We’ve proven that NextDrop is useful. We have 275 paying customers and we’ve generated 2980 INR in revenue last month (some people paid for multiple months, and some paid for multiple cell phones to receive messages). We have an 86% conversion rate from giving people a free trial, to then getting people to pay for the service. To clarify, our customers are middle class families (preliminary surveys indiciate that the NextDrop service- as is- probably won’t work in slum areas due to the fact that the man of the house takes the mobile to work and there is no land line, but we are hoping to come up with some sort of prototype solution next month for slum areas).
All these numbers are great, but as Eric Reis says in his book on lean startups, if you don’t know WHY people like your service (or don’t like your service) you don’t really know anything.
Digging deeper, we figured out that our service is more of a convenience than anything else. Out of the 10 messages people get per month, they probably see/use our message 1-2 times. Would they pay 10 INR for this service? Sure. Would they pay 15? Not sure. 20? Possibly unlikely.
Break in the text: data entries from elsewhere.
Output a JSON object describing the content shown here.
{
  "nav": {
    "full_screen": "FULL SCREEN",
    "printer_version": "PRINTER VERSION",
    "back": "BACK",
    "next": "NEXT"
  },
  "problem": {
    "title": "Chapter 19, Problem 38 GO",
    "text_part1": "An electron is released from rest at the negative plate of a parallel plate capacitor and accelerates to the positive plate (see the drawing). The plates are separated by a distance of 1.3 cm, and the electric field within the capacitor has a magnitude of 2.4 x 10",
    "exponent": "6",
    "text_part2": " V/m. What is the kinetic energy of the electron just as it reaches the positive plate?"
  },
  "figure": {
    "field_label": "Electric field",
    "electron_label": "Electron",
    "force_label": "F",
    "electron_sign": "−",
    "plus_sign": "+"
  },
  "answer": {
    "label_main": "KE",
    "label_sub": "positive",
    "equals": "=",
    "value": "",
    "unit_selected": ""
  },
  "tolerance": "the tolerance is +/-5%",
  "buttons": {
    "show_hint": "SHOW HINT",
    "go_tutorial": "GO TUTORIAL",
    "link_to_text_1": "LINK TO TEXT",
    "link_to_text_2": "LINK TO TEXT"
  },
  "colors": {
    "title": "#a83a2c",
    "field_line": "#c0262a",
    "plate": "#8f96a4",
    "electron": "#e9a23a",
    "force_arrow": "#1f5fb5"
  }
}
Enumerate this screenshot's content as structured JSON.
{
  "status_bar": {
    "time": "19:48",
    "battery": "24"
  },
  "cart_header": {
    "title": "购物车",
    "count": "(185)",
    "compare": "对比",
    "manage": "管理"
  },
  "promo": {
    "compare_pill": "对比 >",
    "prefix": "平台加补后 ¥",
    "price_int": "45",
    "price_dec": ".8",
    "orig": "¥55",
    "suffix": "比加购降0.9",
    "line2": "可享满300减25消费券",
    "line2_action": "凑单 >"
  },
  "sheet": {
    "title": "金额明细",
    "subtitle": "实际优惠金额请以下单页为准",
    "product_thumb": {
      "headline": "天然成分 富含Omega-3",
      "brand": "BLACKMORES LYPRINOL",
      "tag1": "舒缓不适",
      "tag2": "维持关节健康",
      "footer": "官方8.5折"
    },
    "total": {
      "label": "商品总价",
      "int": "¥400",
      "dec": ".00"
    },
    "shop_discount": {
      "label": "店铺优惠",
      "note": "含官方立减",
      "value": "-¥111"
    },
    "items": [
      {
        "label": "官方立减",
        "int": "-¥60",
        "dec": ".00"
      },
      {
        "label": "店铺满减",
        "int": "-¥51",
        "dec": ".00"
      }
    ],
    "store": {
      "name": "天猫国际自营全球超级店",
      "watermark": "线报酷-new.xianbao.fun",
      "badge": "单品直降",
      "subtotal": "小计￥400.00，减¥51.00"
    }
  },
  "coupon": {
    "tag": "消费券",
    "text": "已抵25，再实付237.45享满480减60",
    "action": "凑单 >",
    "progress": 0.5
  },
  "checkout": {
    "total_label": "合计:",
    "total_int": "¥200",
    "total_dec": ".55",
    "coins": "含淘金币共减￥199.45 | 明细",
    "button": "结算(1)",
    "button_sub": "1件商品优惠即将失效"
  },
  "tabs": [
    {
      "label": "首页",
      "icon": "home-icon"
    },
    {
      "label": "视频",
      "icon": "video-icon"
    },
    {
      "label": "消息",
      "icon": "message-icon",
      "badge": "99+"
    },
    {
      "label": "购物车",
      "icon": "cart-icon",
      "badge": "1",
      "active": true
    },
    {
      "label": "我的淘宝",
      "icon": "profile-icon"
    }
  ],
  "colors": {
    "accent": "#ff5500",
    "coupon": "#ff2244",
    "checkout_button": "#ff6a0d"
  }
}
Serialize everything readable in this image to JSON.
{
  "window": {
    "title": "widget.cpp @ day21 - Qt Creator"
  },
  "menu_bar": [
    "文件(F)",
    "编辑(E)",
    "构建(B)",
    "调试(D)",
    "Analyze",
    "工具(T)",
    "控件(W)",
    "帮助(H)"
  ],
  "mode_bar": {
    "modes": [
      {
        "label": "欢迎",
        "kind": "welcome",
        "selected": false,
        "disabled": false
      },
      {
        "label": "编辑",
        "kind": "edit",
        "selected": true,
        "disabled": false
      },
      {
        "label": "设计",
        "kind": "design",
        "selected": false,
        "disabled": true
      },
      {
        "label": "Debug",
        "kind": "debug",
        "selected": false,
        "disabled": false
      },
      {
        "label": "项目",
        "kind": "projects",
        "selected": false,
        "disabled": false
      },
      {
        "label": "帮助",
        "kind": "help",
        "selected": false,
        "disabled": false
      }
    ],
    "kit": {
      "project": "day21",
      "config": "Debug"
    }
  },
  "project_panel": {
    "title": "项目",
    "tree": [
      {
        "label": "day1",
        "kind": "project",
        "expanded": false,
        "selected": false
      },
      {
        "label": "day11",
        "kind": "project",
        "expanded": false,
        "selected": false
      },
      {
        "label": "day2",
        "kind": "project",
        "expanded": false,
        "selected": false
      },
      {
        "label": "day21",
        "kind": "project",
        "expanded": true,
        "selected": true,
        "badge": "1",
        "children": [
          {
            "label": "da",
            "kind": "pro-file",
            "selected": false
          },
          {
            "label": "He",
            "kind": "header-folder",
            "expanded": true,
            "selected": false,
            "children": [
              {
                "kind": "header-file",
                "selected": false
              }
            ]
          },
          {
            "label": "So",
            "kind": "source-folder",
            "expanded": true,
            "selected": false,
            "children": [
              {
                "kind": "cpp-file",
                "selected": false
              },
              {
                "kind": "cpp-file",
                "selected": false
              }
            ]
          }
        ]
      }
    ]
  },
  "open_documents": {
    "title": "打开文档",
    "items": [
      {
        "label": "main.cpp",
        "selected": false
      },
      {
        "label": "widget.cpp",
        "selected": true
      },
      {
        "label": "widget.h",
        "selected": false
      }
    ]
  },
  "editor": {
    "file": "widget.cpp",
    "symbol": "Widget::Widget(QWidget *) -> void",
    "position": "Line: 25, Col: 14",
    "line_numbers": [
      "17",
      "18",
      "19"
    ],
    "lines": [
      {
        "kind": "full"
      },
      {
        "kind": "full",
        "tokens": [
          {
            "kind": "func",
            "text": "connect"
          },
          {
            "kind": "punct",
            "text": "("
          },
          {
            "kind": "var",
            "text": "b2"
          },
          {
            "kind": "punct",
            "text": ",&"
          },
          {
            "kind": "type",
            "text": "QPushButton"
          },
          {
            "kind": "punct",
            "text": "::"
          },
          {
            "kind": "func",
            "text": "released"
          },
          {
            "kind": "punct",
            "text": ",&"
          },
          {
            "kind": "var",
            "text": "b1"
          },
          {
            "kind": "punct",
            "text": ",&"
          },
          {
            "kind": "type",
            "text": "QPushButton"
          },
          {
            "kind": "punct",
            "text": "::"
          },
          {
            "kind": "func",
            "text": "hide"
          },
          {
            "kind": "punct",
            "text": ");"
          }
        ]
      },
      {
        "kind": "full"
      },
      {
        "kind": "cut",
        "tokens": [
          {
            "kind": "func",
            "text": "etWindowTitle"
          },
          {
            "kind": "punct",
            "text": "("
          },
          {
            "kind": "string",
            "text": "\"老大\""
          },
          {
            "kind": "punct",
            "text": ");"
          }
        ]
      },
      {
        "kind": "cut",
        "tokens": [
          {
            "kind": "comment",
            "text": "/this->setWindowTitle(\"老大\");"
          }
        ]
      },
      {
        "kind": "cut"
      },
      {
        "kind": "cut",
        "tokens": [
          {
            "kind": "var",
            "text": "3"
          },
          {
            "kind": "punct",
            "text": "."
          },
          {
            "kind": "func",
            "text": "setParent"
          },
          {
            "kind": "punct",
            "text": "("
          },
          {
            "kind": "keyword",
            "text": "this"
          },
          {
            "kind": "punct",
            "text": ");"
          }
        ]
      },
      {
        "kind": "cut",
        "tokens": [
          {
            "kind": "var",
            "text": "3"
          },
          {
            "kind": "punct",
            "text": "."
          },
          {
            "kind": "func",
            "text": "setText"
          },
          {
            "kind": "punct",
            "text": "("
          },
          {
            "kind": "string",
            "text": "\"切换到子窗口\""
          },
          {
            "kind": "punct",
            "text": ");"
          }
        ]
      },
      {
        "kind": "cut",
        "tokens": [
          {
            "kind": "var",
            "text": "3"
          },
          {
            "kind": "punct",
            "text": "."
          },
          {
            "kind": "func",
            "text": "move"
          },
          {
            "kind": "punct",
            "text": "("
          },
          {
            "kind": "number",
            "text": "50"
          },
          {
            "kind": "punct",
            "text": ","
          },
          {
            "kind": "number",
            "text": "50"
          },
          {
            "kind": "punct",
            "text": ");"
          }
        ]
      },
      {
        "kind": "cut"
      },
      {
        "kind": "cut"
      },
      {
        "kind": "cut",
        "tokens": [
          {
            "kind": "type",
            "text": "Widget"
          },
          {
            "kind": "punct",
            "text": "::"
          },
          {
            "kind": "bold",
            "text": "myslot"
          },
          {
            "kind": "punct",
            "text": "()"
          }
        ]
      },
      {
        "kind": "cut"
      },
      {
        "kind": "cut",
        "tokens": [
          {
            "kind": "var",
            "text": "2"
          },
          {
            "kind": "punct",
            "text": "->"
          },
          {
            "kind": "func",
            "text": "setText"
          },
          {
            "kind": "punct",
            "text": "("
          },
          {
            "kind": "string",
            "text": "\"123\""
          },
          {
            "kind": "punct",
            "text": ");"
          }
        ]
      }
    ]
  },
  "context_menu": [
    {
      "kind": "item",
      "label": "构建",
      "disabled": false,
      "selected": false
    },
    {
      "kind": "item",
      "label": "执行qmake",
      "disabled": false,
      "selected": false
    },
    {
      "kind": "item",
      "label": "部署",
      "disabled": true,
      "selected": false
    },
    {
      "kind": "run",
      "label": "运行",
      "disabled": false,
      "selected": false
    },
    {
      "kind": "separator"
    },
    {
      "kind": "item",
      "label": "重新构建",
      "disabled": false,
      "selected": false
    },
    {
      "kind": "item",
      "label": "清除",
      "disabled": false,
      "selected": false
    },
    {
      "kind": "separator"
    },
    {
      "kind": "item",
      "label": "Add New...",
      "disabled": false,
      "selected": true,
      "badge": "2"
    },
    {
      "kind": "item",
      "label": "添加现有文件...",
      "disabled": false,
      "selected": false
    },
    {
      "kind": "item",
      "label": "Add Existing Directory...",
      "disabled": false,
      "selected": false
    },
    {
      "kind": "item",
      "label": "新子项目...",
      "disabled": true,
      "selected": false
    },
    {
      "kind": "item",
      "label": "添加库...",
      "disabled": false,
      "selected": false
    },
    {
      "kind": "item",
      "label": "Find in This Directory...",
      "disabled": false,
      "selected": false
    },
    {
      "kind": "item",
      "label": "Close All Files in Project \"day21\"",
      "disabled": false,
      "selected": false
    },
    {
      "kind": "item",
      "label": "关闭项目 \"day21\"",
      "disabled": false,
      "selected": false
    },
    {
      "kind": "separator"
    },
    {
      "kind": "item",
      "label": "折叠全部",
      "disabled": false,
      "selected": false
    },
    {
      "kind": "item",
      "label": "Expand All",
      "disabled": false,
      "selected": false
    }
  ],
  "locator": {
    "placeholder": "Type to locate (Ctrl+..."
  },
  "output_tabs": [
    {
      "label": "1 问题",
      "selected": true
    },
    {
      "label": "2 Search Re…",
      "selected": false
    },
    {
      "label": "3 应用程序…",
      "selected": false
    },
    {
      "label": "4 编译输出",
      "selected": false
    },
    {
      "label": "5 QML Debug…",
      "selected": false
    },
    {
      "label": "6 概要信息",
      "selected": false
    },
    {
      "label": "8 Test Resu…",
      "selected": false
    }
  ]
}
Now the hard part is that we set our service at 10 INR in Hubli because that’s what we agreed to with the water utility- so charging more (to test price sensitivity/test our hypothesis) in Hubli isn’t really an option . It may be interesting to go into another city and price it higher (or lower) and see how many people pay for our service and compare numbers. 10 INR is already really low: to give some perspective, it’s equivalent to downloading an app that charges $.99/month. So I personally don’t think pricing it lower will yield incredibly interesting results, but I don’t have hard facts to back that up.
What did we learn? I think our product will be incredibly price sensitive due to the fact its in the “convenience” category as opposed to the “necessity” category. So these are the things we need to still figure out:
- What is the price v penetration/uptake ratio?
- To generate more revenue, will it be easier to a) spend more money on customer acquisition or b) try to move NextDrop from the “convenience” category to the “necessity” category and thereby charge more?
That’s what’s up ahead for us in the customer category. Stay tuned for more updates